Hi! My name is Emma, I'm a theoretical astrophysicist studying for my PhD in Southampton, UK and a member of the LIGO Scientific Collaboration.
I love sharing my passion of physics with the world. I enjoy the challenge of breaking down scientific concepts in a way that makes them accesible to everyone. On this website you can follow my public engagement activities. If you would like more science in your daily life, follow me by clicking on the icons in the top righthand corner of this page, on YouTube, Instagram and Twitter for fun facts, videos and illustrations, all about Einstein's theory of Relativity.
I'm researching how neutron stars make gravitational waves by growing mountains. Neutron stars are about the size of a small city and up to 1.4 times heavier than the sun, making them one of the most compact known objects in the universe. Neutron stars have incredibly strong gravitational and magnetic fields. These extreme environments make neutron stars excellent laboratories for testing the laws of physics to their limits!
To make gravitational waves all you need is: some mass, asymmetry and acceleration. That means we make gravitational waves everytime we move. The problem is gravity is weak, making it impossible to detect the gravitational waves that we produce.
Neutron stars are the roundest known objects in the universe. To make gravitational waves they need to change shape and they do this by a process called accretion. Accretion occurs when a neutron star has a companion star like our sun. The neutron star's gravitational field draws matter from the companion star on to its surface causing mountains to grow. As the neutron star spins, the mountain 'hooks' onto spacetime, stirring it up, producing gravitational waves. To produce a gravitational wave signal that is detectable on earth, one of these mountains has to grow to a tremendous 3mm tall.

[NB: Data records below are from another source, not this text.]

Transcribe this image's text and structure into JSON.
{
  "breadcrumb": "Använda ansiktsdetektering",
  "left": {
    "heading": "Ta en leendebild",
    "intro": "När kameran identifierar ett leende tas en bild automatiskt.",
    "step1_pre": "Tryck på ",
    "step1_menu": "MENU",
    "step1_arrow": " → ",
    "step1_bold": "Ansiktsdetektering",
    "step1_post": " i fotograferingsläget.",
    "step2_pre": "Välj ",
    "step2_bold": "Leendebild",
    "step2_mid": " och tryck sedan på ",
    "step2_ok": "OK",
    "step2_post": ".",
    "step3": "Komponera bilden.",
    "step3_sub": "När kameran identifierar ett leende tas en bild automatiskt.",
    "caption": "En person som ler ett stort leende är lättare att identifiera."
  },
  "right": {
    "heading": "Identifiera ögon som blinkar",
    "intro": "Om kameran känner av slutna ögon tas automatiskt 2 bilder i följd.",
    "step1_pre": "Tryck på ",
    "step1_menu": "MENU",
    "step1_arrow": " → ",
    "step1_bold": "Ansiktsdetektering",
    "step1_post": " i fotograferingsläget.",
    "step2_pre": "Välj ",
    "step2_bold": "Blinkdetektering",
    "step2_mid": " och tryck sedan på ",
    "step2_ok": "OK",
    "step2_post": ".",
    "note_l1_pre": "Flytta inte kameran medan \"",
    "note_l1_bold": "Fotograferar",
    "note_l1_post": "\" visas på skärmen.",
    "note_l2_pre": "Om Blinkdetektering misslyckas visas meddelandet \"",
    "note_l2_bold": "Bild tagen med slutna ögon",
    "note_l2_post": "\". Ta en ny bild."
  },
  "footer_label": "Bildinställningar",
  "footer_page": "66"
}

Awards and Recognition
October 2018- STAG Public Engagement Prize
May 2018- WiSET Award
December 2017- SEPnet Public Engagement Newcomer Award

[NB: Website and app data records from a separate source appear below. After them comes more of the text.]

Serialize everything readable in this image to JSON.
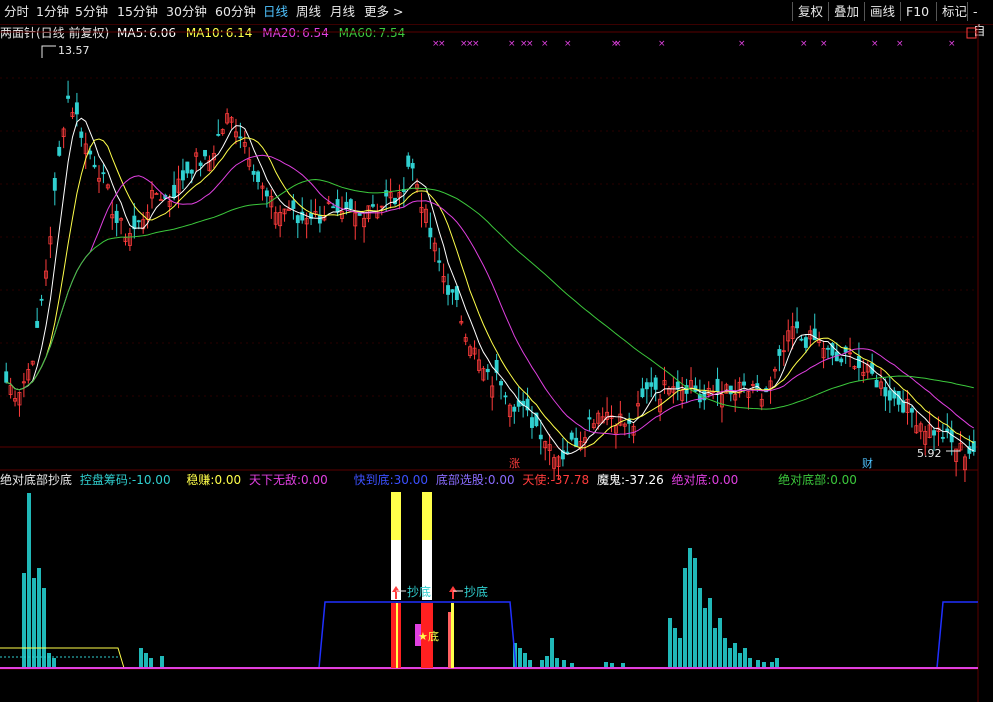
{
  "toolbar": {
    "tabs": [
      "分时",
      "1分钟",
      "5分钟",
      "15分钟",
      "30分钟",
      "60分钟",
      "日线",
      "周线",
      "月线",
      "更多 >"
    ],
    "active_tab": "日线",
    "right_buttons": [
      "复权",
      "叠加",
      "画线",
      "F10",
      "标记",
      "-自"
    ]
  },
  "colors": {
    "up": "#ff3c3c",
    "down": "#30d0d0",
    "ma5": "#ffffff",
    "ma10": "#ffff4a",
    "ma20": "#e040e0",
    "ma60": "#3cc83c"
  },
  "main_header": {
    "name": "两面针(日线 前复权)",
    "ma5_label": "MA5:",
    "ma5": "6.06",
    "ma10_label": "MA10:",
    "ma10": "6.14",
    "ma20_label": "MA20:",
    "ma20": "6.54",
    "ma60_label": "MA60:",
    "ma60": "7.54"
  },
  "annotations": {
    "high": "13.57",
    "low": "5.92",
    "zhang": "涨",
    "cai": "财",
    "chaodi1": "抄底",
    "chaodi2": "抄底",
    "di": "底",
    "star": "★"
  },
  "indicator_header": {
    "title": "绝对底部抄底",
    "kp_label": "控盘筹码:",
    "kp": "-10.00",
    "wz_label": "稳赚:",
    "wz": "0.00",
    "txwd_label": "天下无敌:",
    "txwd": "0.00",
    "kdd_label": "快到底:",
    "kdd": "30.00",
    "dbxg_label": "底部选股:",
    "dbxg": "0.00",
    "ts_label": "天使:",
    "ts": "-37.78",
    "mg_label": "魔鬼:",
    "mg": "-37.26",
    "jdd_label": "绝对底:",
    "jdd": "0.00",
    "jddb_label": "绝对底部:",
    "jddb": "0.00"
  },
  "chart_data": {
    "type": "candlestick",
    "price_high": 13.57,
    "price_low": 5.92,
    "last_ma": {
      "MA5": 6.06,
      "MA10": 6.14,
      "MA20": 6.54,
      "MA60": 7.54
    },
    "indicator_last": {
      "控盘筹码": -10.0,
      "稳赚": 0.0,
      "天下无敌": 0.0,
      "快到底": 30.0,
      "底部选股": 0.0,
      "天使": -37.78,
      "魔鬼": -37.26,
      "绝对底": 0.0,
      "绝对底部": 0.0
    },
    "close_path": [
      7.2,
      7.0,
      7.3,
      8.0,
      9.4,
      11.0,
      12.6,
      12.2,
      11.6,
      11.3,
      10.8,
      10.2,
      10.0,
      10.1,
      10.5,
      10.8,
      10.6,
      10.9,
      11.2,
      11.4,
      11.3,
      11.8,
      12.2,
      12.0,
      11.6,
      11.0,
      10.6,
      10.4,
      10.5,
      10.2,
      10.4,
      10.3,
      10.5,
      10.2,
      10.4,
      10.3,
      10.6,
      10.5,
      10.7,
      10.6,
      11.4,
      10.8,
      10.0,
      9.4,
      8.9,
      8.5,
      8.0,
      7.5,
      7.2,
      7.3,
      6.9,
      6.7,
      6.5,
      6.3,
      6.0,
      5.8,
      6.0,
      6.2,
      6.5,
      6.7,
      6.6,
      6.5,
      6.3,
      6.8,
      7.2,
      7.0,
      7.3,
      7.1,
      7.2,
      6.8,
      7.0,
      7.1,
      6.9,
      7.1,
      7.0,
      6.9,
      7.2,
      7.7,
      8.2,
      8.0,
      8.0,
      7.9,
      7.6,
      7.6,
      7.7,
      7.4,
      7.3,
      7.1,
      6.9,
      6.8,
      6.6,
      6.4,
      6.3,
      6.2,
      6.0,
      5.9,
      5.92
    ]
  }
}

November 2017- Institute of Physics Early Career Communicator Award Finalist
March 2016- I'm a scientist get me out of here competition winner
BBC Tomorrows World
Institute of Physics Girls Summit